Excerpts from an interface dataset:
★ ★ ★

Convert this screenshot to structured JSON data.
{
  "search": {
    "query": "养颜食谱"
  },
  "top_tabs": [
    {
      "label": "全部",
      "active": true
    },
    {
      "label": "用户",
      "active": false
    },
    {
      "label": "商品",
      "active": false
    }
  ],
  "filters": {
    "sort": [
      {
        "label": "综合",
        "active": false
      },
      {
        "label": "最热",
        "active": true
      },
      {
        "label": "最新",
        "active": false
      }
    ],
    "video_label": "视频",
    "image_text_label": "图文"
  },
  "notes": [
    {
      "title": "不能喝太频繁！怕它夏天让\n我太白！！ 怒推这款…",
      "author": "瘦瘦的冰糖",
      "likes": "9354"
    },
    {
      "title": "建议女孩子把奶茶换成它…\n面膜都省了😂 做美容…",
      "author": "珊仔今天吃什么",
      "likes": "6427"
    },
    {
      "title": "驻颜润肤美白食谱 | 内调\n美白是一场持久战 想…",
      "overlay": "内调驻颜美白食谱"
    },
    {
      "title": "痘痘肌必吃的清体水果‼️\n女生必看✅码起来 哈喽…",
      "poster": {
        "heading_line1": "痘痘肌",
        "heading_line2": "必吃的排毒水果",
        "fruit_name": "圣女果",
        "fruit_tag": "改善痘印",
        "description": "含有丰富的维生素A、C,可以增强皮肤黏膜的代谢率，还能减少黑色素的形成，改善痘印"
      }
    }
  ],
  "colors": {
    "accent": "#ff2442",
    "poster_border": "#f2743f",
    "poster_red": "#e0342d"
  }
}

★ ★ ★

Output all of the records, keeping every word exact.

Convert this screenshot to structured JSON data.
{
  "search": {
    "query": "养颜食谱"
  },
  "top_tabs": [
    {
      "label": "全部",
      "active": true
    },
    {
      "label": "用户",
      "active": false
    },
    {
      "label": "商品",
      "active": false
    }
  ],
  "filters": {
    "sort": [
      {
        "label": "综合",
        "active": false
      },
      {
        "label": "最热",
        "active": true
      },
      {
        "label": "最新",
        "active": false
      }
    ],
    "video_label": "视频",
    "image_text_label": "图文"
  },
  "notes": [
    {
      "title": "不能喝太频繁！怕它夏天让\n我太白！！ 怒推这款…",
      "author": "瘦瘦的冰糖",
      "likes": "9354"
    },
    {
      "title": "建议女孩子把奶茶换成它…\n面膜都省了😂 做美容…",
      "author": "珊仔今天吃什么",
      "likes": "6427"
    },
    {
      "title": "驻颜润肤美白食谱 | 内调\n美白是一场持久战 想…",
      "overlay": "内调驻颜美白食谱"
    },
    {
      "title": "痘痘肌必吃的清体水果‼️\n女生必看✅码起来 哈喽…",
      "poster": {
        "heading_line1": "痘痘肌",
        "heading_line2": "必吃的排毒水果",
        "fruit_name": "圣女果",
        "fruit_tag": "改善痘印",
        "description": "含有丰富的维生素A、C,可以增强皮肤黏膜的代谢率，还能减少黑色素的形成，改善痘印"
      }
    }
  ],
  "colors": {
    "accent": "#ff2442",
    "poster_border": "#f2743f",
    "poster_red": "#e0342d"
  }
}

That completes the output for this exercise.